**What to produce:** Which lines of the entries contain the string "解锁退回"? Copy each of them.

(Entries from a dataset of interfaces)
--- START ---
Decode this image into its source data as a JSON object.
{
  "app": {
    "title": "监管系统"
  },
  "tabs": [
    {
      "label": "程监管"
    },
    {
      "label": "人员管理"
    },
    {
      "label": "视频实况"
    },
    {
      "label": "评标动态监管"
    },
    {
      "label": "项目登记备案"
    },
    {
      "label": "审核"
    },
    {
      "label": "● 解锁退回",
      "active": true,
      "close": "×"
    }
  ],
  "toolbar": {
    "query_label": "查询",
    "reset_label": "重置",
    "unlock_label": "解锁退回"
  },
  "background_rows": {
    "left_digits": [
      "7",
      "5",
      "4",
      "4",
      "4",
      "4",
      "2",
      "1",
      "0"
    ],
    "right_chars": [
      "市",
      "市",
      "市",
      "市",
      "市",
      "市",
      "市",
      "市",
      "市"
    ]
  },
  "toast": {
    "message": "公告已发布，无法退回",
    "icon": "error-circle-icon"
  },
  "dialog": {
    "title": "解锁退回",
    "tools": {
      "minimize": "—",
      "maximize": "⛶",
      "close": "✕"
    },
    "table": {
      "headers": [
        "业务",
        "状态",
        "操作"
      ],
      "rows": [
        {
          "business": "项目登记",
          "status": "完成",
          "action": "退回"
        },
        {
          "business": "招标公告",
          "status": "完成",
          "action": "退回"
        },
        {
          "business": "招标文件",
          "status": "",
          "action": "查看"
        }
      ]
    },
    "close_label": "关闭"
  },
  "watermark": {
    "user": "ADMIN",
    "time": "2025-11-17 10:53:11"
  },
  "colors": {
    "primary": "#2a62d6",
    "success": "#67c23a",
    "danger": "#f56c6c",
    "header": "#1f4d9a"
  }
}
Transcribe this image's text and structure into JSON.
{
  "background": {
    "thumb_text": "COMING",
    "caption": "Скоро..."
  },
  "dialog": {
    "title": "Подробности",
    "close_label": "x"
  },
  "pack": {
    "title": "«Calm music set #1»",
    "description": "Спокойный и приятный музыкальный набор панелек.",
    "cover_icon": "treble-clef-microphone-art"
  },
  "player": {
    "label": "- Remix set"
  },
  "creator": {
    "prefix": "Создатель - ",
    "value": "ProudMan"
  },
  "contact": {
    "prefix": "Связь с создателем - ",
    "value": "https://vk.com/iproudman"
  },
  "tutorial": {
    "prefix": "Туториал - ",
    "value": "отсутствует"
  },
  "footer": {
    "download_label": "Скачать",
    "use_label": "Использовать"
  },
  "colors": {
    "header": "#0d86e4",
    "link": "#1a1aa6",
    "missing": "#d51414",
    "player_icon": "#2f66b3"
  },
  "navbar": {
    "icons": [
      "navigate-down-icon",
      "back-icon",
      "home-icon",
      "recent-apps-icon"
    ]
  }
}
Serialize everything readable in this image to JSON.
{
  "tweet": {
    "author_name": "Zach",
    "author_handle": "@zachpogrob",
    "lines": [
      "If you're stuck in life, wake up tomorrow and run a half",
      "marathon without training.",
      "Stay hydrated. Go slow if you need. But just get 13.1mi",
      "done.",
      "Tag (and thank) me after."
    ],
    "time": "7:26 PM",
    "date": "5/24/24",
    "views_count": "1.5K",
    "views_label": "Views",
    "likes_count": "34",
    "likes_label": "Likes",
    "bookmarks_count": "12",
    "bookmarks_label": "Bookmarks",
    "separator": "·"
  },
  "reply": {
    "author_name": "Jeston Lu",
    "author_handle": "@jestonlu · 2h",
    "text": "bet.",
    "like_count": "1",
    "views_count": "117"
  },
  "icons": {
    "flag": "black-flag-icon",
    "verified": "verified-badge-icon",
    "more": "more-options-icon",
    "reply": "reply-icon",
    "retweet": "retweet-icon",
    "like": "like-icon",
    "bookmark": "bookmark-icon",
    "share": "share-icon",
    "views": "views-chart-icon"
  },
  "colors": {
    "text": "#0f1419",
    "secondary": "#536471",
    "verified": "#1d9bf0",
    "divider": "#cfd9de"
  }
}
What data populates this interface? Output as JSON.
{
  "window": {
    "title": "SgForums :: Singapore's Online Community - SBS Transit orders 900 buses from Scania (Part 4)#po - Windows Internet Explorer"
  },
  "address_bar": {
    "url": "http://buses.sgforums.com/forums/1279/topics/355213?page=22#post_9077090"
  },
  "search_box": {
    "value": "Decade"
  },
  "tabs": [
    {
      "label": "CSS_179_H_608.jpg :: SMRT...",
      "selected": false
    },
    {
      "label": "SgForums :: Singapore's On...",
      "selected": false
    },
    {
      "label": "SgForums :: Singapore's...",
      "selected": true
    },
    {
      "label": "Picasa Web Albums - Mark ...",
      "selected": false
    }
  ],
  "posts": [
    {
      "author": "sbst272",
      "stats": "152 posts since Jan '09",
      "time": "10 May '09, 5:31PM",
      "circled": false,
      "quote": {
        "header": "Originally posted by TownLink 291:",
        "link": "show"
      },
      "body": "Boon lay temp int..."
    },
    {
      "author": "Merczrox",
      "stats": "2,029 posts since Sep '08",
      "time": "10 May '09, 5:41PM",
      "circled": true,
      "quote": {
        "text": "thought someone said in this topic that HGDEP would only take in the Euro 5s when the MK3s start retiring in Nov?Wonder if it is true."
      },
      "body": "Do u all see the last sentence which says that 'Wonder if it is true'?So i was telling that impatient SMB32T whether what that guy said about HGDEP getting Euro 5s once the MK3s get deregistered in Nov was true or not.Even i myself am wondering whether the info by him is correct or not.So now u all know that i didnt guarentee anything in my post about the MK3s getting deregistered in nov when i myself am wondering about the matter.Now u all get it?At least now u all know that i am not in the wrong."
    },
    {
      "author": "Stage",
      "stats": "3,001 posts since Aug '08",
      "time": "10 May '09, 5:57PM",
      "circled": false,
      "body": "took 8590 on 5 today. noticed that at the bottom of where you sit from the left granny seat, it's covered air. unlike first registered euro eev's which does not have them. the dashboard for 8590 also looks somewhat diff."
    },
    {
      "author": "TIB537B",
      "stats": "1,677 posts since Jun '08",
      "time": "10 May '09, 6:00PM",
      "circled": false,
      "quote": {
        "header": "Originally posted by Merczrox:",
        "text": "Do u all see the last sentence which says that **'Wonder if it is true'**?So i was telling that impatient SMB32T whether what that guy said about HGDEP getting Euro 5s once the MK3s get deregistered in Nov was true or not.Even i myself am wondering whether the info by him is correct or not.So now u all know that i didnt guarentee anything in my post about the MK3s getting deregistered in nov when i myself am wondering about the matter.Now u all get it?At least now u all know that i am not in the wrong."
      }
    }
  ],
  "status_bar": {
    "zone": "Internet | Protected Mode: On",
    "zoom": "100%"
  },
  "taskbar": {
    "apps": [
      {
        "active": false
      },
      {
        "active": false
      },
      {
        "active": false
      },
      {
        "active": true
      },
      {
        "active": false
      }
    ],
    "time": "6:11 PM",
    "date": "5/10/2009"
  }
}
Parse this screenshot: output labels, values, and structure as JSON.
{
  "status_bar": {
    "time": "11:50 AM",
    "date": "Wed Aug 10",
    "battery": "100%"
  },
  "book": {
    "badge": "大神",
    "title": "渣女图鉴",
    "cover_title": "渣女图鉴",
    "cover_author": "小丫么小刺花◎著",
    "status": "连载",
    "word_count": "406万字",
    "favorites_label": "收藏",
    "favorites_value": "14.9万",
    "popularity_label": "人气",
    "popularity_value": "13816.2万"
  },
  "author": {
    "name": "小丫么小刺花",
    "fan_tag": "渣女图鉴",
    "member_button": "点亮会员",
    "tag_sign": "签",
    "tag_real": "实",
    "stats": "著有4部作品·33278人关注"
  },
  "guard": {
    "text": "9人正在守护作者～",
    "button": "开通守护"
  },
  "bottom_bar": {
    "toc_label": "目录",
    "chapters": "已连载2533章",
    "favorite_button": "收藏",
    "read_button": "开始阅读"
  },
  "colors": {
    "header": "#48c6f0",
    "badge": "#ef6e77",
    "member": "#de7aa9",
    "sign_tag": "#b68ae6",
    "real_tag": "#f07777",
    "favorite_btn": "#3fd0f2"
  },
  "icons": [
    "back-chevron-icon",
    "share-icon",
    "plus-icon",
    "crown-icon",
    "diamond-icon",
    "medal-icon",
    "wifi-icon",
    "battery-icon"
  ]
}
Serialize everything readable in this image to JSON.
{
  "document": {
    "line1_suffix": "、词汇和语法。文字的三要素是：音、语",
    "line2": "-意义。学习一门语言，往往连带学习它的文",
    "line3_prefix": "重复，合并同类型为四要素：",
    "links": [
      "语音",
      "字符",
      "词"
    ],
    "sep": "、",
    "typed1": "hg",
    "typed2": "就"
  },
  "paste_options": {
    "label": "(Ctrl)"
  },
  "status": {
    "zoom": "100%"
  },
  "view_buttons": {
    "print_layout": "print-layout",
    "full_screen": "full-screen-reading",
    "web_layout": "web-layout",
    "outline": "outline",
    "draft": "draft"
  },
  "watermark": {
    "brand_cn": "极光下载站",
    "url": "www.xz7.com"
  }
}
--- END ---
**Worked solution:**
      "label": "● 解锁退回",
    "unlock_label": "解锁退回"
    "title": "解锁退回",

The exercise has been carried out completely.